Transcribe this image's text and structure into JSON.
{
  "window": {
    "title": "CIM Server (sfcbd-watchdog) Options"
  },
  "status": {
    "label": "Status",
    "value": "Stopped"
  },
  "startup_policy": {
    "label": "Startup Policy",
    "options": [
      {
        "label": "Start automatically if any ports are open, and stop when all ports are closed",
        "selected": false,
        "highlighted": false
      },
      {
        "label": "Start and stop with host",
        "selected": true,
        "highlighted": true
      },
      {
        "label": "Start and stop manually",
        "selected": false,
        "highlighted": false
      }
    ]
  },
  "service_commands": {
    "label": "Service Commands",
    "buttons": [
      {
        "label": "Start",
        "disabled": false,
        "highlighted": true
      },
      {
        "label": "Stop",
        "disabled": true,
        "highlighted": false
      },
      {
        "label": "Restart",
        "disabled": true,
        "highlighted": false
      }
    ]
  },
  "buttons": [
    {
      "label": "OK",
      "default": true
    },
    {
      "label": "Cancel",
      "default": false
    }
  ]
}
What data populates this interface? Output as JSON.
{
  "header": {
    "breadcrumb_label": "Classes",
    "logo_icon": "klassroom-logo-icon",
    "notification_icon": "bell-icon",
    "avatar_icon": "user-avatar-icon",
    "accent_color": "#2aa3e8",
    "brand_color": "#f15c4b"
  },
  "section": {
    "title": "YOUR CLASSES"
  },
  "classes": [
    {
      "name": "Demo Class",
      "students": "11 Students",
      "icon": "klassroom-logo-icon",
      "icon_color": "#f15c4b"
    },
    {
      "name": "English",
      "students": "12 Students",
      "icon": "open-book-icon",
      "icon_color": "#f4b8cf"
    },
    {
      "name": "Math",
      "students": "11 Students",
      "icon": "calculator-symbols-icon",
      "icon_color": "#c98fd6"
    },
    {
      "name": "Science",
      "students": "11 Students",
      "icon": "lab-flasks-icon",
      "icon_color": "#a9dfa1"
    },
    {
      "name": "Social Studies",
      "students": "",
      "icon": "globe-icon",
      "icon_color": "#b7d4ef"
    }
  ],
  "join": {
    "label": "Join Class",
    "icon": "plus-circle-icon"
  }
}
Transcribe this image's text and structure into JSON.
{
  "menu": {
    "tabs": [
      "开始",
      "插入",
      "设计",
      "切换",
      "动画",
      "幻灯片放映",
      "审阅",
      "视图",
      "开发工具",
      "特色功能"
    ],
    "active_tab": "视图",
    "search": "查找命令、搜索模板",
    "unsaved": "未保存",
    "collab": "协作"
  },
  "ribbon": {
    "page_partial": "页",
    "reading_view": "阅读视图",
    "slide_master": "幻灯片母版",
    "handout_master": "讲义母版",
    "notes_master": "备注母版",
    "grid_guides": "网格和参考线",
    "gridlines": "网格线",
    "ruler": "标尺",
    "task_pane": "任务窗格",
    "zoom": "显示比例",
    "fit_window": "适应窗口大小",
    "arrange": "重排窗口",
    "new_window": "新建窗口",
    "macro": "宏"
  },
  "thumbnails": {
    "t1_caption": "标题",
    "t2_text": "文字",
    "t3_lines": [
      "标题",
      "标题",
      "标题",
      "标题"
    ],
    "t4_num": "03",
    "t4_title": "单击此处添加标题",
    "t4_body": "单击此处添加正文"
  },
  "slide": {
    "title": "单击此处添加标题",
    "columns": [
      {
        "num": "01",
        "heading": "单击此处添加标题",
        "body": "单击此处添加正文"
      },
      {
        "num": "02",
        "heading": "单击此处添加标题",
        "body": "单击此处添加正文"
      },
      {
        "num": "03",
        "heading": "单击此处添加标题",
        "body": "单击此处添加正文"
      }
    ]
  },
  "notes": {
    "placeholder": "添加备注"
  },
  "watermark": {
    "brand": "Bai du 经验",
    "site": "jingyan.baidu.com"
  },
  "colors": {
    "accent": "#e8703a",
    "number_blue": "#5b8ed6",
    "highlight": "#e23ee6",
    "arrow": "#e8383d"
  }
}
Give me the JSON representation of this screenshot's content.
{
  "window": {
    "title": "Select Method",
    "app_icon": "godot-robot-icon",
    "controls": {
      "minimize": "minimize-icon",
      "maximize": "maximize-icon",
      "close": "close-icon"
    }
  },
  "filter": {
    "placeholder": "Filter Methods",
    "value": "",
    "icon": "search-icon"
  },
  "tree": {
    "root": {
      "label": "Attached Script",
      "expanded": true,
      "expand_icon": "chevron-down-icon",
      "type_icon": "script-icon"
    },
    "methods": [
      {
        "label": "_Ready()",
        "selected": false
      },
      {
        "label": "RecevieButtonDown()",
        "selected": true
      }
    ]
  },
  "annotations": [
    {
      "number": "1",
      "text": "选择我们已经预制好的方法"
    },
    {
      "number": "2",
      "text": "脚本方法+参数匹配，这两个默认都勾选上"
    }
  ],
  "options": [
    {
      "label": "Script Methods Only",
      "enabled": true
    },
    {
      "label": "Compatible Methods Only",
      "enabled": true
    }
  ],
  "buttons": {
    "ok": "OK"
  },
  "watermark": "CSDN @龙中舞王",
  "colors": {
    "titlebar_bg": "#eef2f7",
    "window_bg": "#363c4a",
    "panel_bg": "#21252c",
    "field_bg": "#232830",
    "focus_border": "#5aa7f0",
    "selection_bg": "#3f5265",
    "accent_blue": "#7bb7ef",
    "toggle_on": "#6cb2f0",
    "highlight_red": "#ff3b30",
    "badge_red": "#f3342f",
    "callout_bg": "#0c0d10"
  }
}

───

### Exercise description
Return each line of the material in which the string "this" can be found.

### Response to the task
Transcribe this image's text and structure into JSON.
What data populates this interface? Output as JSON.
Transcribe this image's text and structure into JSON.
Give me the JSON representation of this screenshot's content.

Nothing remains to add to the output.